“Cool-season grasses only look green when the temperature is consistently between 60 and 80 degrees,” said Smith. “Right now, there are many homes, fields and parks overwatering because the grass is turning brown. That browning, though, is a natural part of the grass’s self-preservation; it goes dormant when the temperature is above 80 degrees. It only looks green when watering because it’s being cooled; but because it’s going to turn brown once it warms up, keeping it wet is just a waste of water.”
Being aware of seasonal changes and updating the runtime of the system to compensate for those changes is imperative.
“Grass needs to stress,” said Smith. “Healthy grass has deep roots. Water enough to soak deep into the ground, and then back-off and cause the roots to go deeper. It’s like hitting the gym; you stress your muscles and then feed them for recovery.”
Another commonly made mistake is the overuse of nitrogen fertilizers. By balancing nitrogen with potassium and phosphorus, managers can help the roots grow and store the energy necessary to remain healthy, particularly in the face of heavier use.
Once they are in place, sprinkler systems require regular attention to keep functioning at their best. Without early detection, small problems can become much bigger.
The good news, of course, is that it doesn’t need to be hard to prevent this. It just requires a few simple tools already at your disposal: Your eyes – and all of your attention, given to the system on a regular basis to make sure it is operating at its maximum efficiency. Even better news: This will allow you to see any problems that might be forming on your field.
Perform an irrigation system check-up
Regardless of whether you have natural grass or synthetic turf, the next few pieces of advice apply.
On a regular basis, turn on your irrigation – and just watch it for a few minutes. Make sure all sprinkler heads are working, and that they are spraying in the direction you want them to: your field. Check for overspray that could be landing on your track or any existing structures. In addition to wasting water, misdirected sprinklers can, over time, cause damage to your track. Catching problems early can mean the difference between an easy fix (just the sprinkler head) and the need for a more complicated, expensive and in-depth repair (the track surface).
“One of the most commonly made mistakes is not checking the heads and zones to make sure there’s head-to-head coverage,” said Smith. “There’s no substitute for it.”
A few other measures that should be taken:
- Check the water pressure and make sure it is consistent across the field.
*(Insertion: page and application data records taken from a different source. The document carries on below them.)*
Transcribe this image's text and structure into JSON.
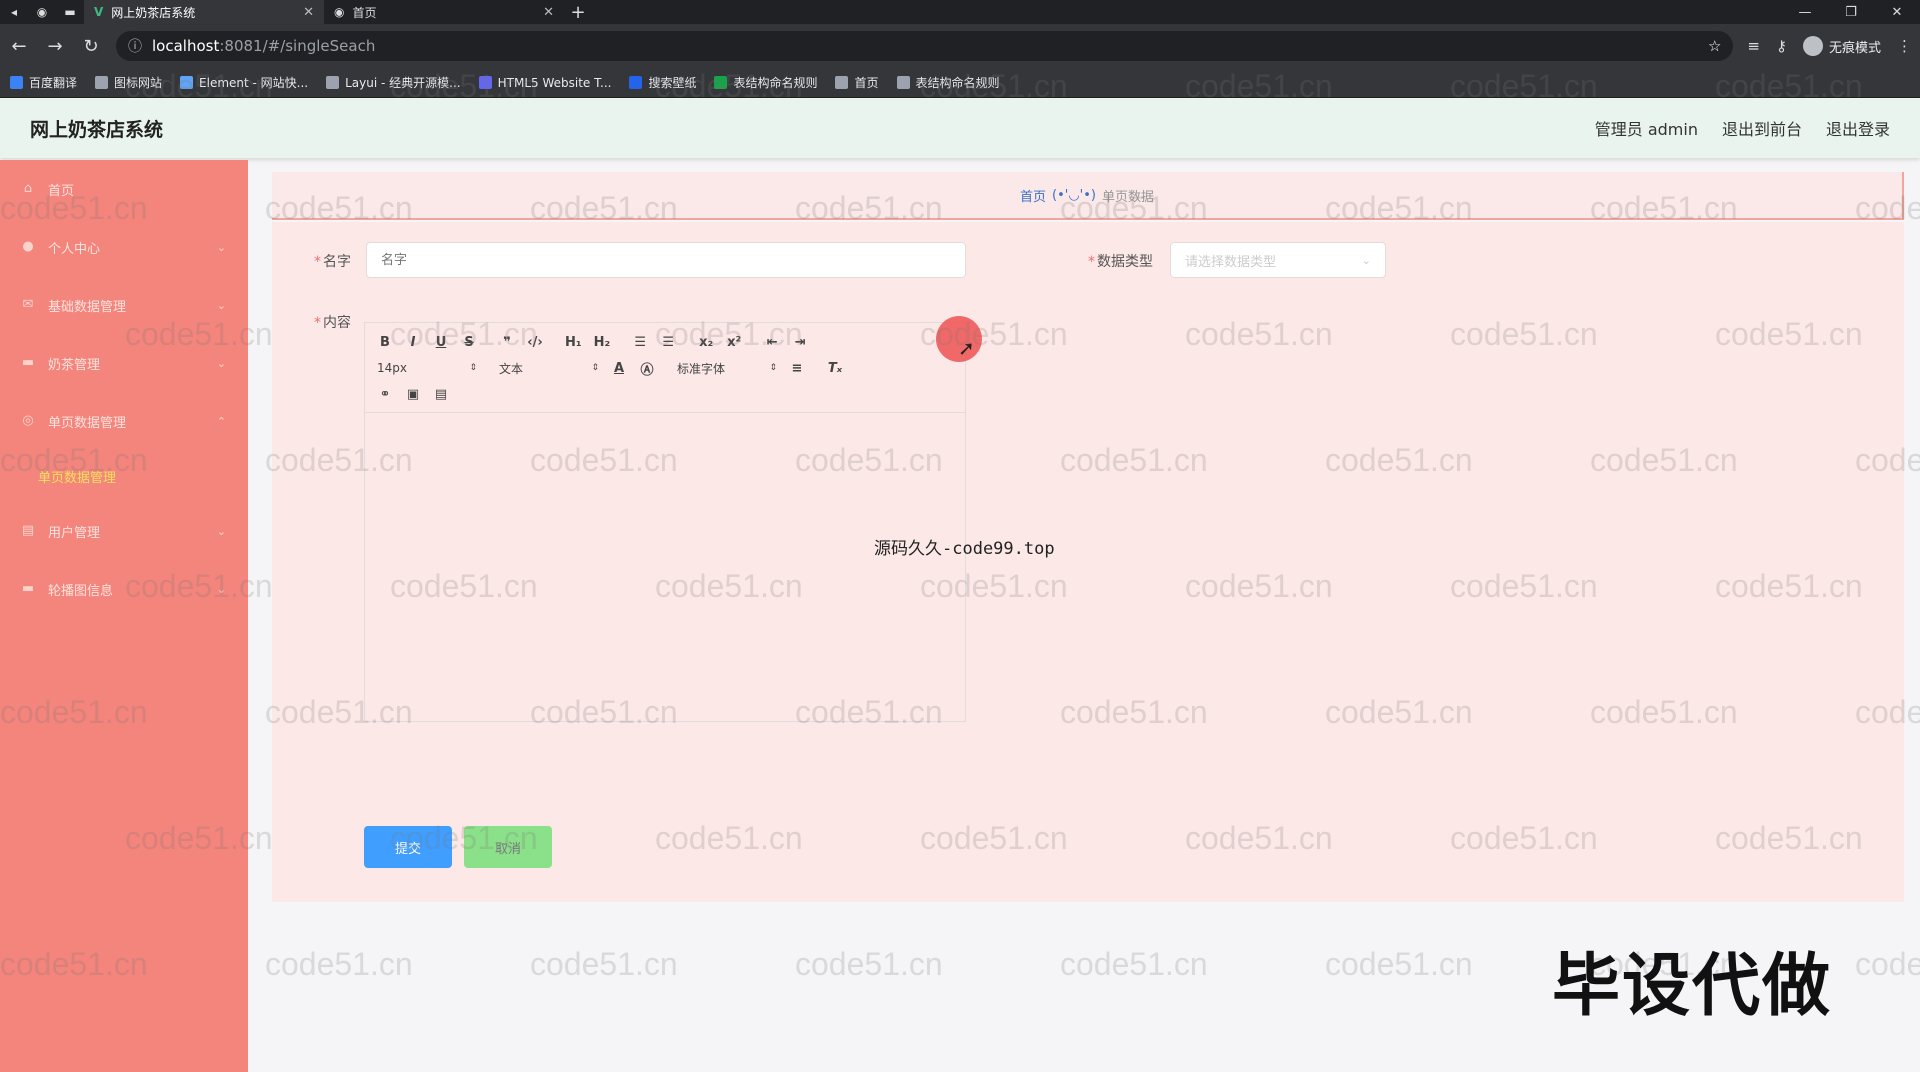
{
  "browser": {
    "tabs": [
      {
        "title": "网上奶茶店系统",
        "active": true
      },
      {
        "title": "首页",
        "active": false
      }
    ],
    "url_host": "localhost",
    "url_path": ":8081/#/singleSeach",
    "incognito_label": "无痕模式",
    "bookmarks": [
      {
        "label": "百度翻译",
        "color": "#3b82f6"
      },
      {
        "label": "图标网站",
        "color": "#9ca3af"
      },
      {
        "label": "Element - 网站快...",
        "color": "#60a5fa"
      },
      {
        "label": "Layui - 经典开源模...",
        "color": "#9ca3af"
      },
      {
        "label": "HTML5 Website T...",
        "color": "#6366f1"
      },
      {
        "label": "搜索壁纸",
        "color": "#2563eb"
      },
      {
        "label": "表结构命名规则",
        "color": "#16a34a"
      },
      {
        "label": "首页",
        "color": "#9ca3af"
      },
      {
        "label": "表结构命名规则",
        "color": "#9ca3af"
      }
    ]
  },
  "header": {
    "title": "网上奶茶店系统",
    "admin_label": "管理员 admin",
    "to_front_label": "退出到前台",
    "logout_label": "退出登录"
  },
  "sidebar": {
    "items": [
      {
        "label": "首页",
        "icon": "home-icon",
        "has_arrow": false
      },
      {
        "label": "个人中心",
        "icon": "user-icon",
        "has_arrow": true
      },
      {
        "label": "基础数据管理",
        "icon": "mail-icon",
        "has_arrow": true
      },
      {
        "label": "奶茶管理",
        "icon": "monitor-icon",
        "has_arrow": true
      },
      {
        "label": "单页数据管理",
        "icon": "circle-icon",
        "has_arrow": true,
        "expanded": true
      },
      {
        "label": "单页数据管理",
        "sub": true
      },
      {
        "label": "用户管理",
        "icon": "doc-icon",
        "has_arrow": true
      },
      {
        "label": "轮播图信息",
        "icon": "monitor-icon",
        "has_arrow": true
      }
    ]
  },
  "breadcrumb": {
    "home": "首页",
    "face": "(•'◡'•)",
    "current": "单页数据"
  },
  "form": {
    "name_label": "名字",
    "name_placeholder": "名字",
    "type_label": "数据类型",
    "type_placeholder": "请选择数据类型",
    "content_label": "内容",
    "submit_label": "提交",
    "cancel_label": "取消"
  },
  "editor": {
    "font_size": "14px",
    "block_type": "文本",
    "font_family": "标准字体"
  },
  "overlays": {
    "center_text": "源码久久-code99.top",
    "corner_text": "毕设代做",
    "watermark": "code51.cn"
  }
}
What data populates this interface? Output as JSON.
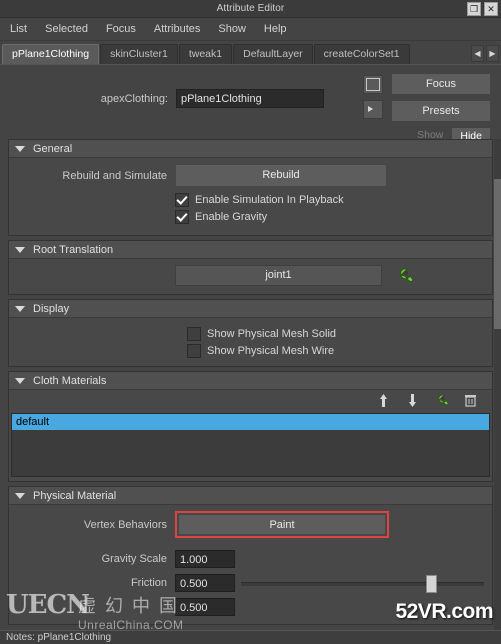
{
  "window": {
    "title": "Attribute Editor",
    "buttons": {
      "restore": "❐",
      "close": "✕"
    }
  },
  "menubar": {
    "items": [
      "List",
      "Selected",
      "Focus",
      "Attributes",
      "Show",
      "Help"
    ]
  },
  "tabs": {
    "items": [
      {
        "label": "pPlane1Clothing",
        "active": true
      },
      {
        "label": "skinCluster1",
        "active": false
      },
      {
        "label": "tweak1",
        "active": false
      },
      {
        "label": "DefaultLayer",
        "active": false
      },
      {
        "label": "createColorSet1",
        "active": false
      }
    ],
    "prev_arrow": "◀",
    "next_arrow": "▶"
  },
  "top": {
    "field_label": "apexClothing:",
    "field_value": "pPlane1Clothing",
    "focus_button": "Focus",
    "presets_button": "Presets",
    "show_button": "Show",
    "hide_button": "Hide"
  },
  "sections": {
    "general": {
      "title": "General",
      "rebuild_label": "Rebuild and Simulate",
      "rebuild_button": "Rebuild",
      "check_playback": "Enable Simulation In Playback",
      "check_gravity": "Enable Gravity"
    },
    "root_translation": {
      "title": "Root Translation",
      "value": "joint1"
    },
    "display": {
      "title": "Display",
      "check_solid": "Show Physical Mesh Solid",
      "check_wire": "Show Physical Mesh Wire"
    },
    "cloth_materials": {
      "title": "Cloth Materials",
      "list_items": [
        "default"
      ]
    },
    "physical_material": {
      "title": "Physical Material",
      "vertex_behaviors_label": "Vertex Behaviors",
      "paint_button": "Paint",
      "gravity_scale_label": "Gravity Scale",
      "gravity_scale_value": "1.000",
      "friction_label": "Friction",
      "friction_value": "0.500",
      "third_value": "0.500"
    }
  },
  "watermarks": {
    "uecn": "UECN",
    "cn_text": "虚 幻 中 国",
    "url": "UnrealChina.COM",
    "vr": "52VR.com"
  },
  "statusbar": {
    "text": "Notes: pPlane1Clothing"
  }
}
If pressure is weak overall (or in any areas), that is something that will need to be addressed. Leaks in the supply pipe, leaks in fittings, intakes that can draw in air or dropping water levels can all be causes for the irrigation pump losing its prime and not functioning effectively.
- After watching your system run, shut it off and see how quickly the water drains/absorbs. In the case of synthetic fields, if there are places where water is collecting, there may be a problem with the drainage in that area.
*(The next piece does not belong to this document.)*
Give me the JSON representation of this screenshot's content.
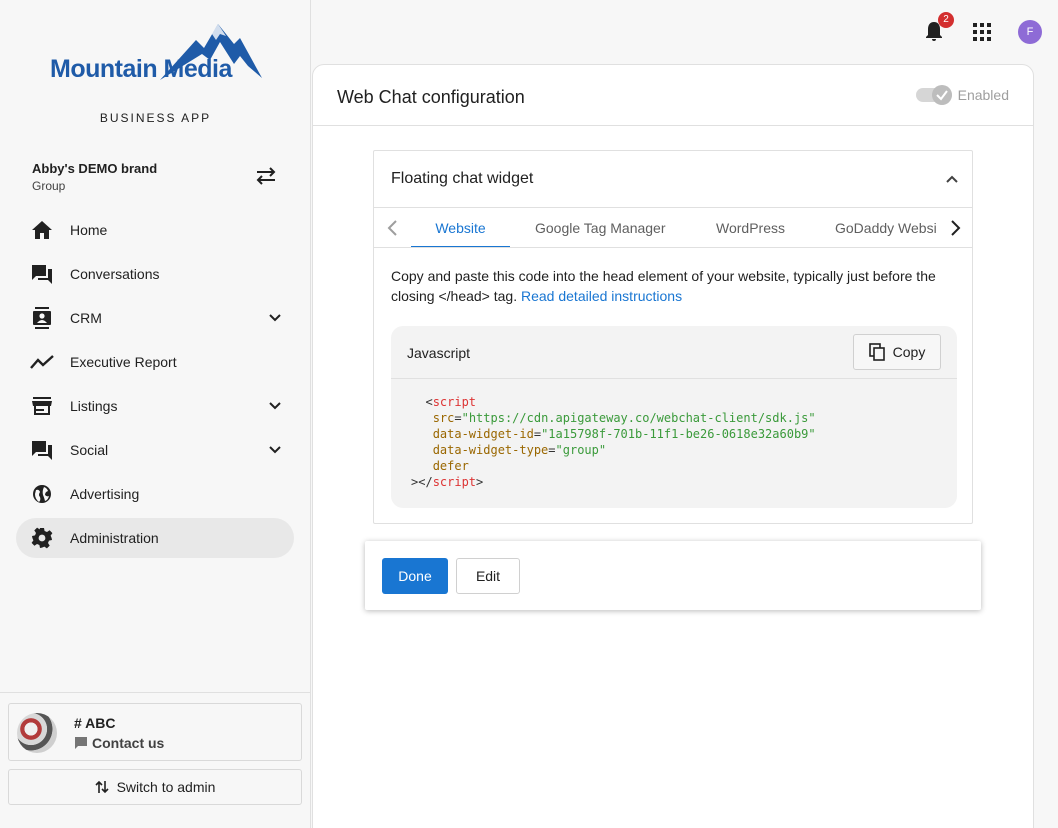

- Keep an eye on curbs, drains and other areas as well, and clean drain inlets on a regular basis. Keeping the water flowing can help prevent backups. It can also go a long way toward averting any water-related damage to both your track and field.
With proper planning and regular maintenance, irrigation systems can continue to perform well, and to enhance the quality of play on the field for years to come.
Mary Helen Sprecher wrote this article on behalf of the American Sports Builders Association (www.sportsbuilders.org), the national organization for builders, design professionals and suppliers of materials for sports fields, running tracks, tennis courts and indoor and outdoor courts and recreational facilities.